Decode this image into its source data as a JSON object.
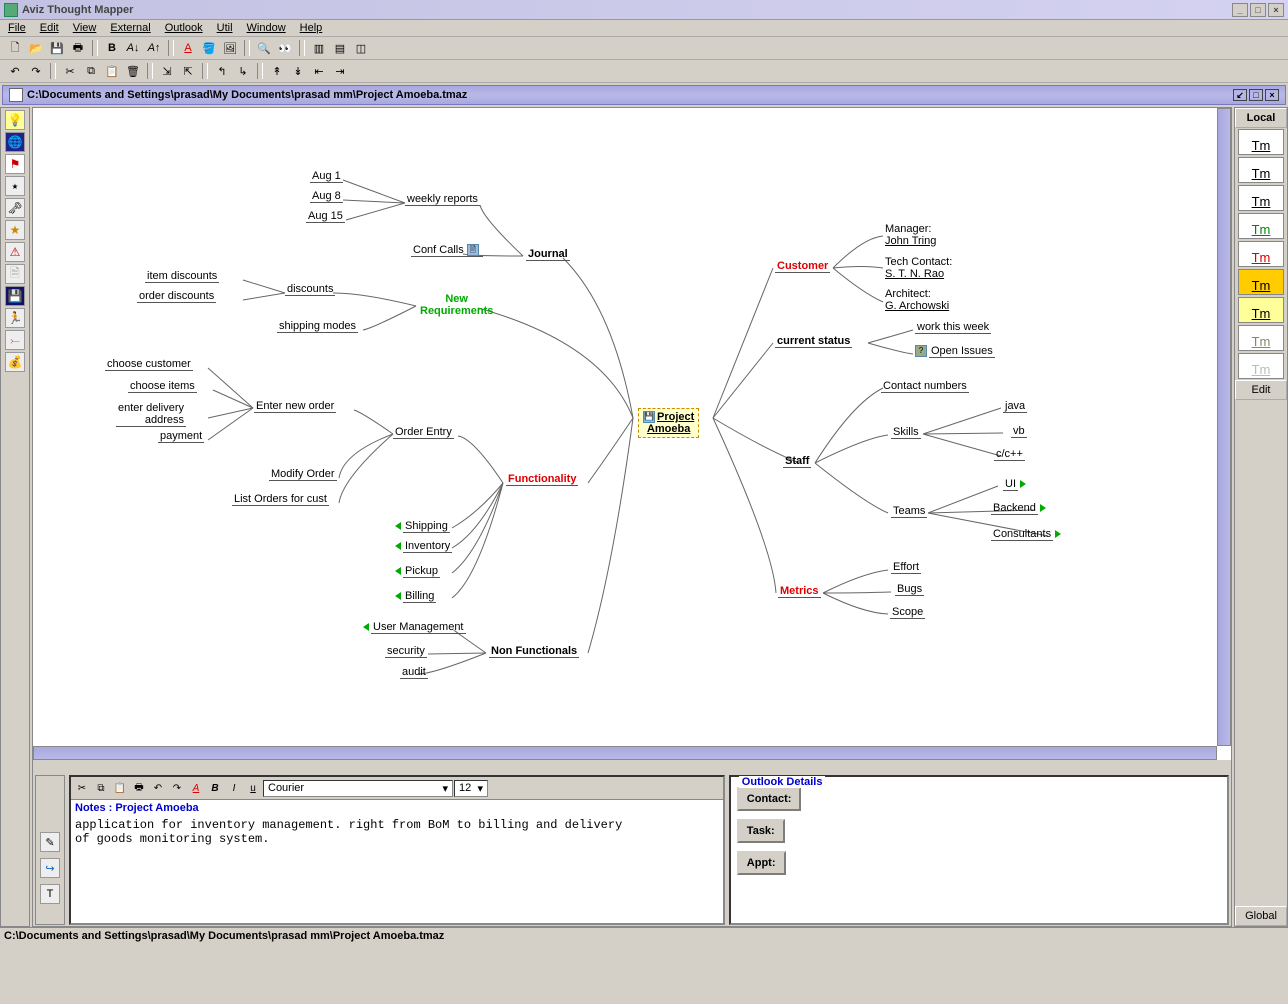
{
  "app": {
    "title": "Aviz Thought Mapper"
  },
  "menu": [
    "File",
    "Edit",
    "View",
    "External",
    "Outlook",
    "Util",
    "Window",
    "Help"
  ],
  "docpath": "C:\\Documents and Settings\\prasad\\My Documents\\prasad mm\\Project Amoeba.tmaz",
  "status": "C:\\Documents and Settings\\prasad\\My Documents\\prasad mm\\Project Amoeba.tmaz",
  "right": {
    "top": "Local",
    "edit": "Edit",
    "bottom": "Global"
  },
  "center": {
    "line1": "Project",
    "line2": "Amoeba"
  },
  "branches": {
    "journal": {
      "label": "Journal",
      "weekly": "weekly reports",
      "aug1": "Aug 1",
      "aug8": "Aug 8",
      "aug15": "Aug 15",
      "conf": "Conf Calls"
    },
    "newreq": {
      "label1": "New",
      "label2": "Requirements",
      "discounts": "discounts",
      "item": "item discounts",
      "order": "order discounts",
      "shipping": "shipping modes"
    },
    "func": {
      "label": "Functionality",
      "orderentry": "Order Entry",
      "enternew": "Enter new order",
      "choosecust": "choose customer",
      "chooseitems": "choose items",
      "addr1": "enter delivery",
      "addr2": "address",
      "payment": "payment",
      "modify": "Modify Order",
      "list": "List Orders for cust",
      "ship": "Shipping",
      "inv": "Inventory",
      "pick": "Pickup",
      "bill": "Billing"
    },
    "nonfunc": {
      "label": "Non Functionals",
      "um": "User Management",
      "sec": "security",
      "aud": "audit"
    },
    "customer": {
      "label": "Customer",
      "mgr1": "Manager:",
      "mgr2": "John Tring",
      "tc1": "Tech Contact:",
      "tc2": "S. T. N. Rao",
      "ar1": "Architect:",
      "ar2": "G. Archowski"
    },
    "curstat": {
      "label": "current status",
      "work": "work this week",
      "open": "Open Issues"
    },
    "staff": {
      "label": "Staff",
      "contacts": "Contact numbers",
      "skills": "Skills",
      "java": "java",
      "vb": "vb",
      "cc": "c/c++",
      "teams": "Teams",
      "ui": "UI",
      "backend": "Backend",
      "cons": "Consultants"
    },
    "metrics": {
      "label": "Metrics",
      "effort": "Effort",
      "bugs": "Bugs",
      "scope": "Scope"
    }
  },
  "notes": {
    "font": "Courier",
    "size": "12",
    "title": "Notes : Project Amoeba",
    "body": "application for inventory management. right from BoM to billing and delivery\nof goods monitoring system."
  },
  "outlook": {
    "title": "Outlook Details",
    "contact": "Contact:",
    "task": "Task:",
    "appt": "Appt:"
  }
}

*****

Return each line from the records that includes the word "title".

    "title": "Aviz Thought Mapper"
    "title": "Notes : Project Amoeba",
    "title": "Outlook Details",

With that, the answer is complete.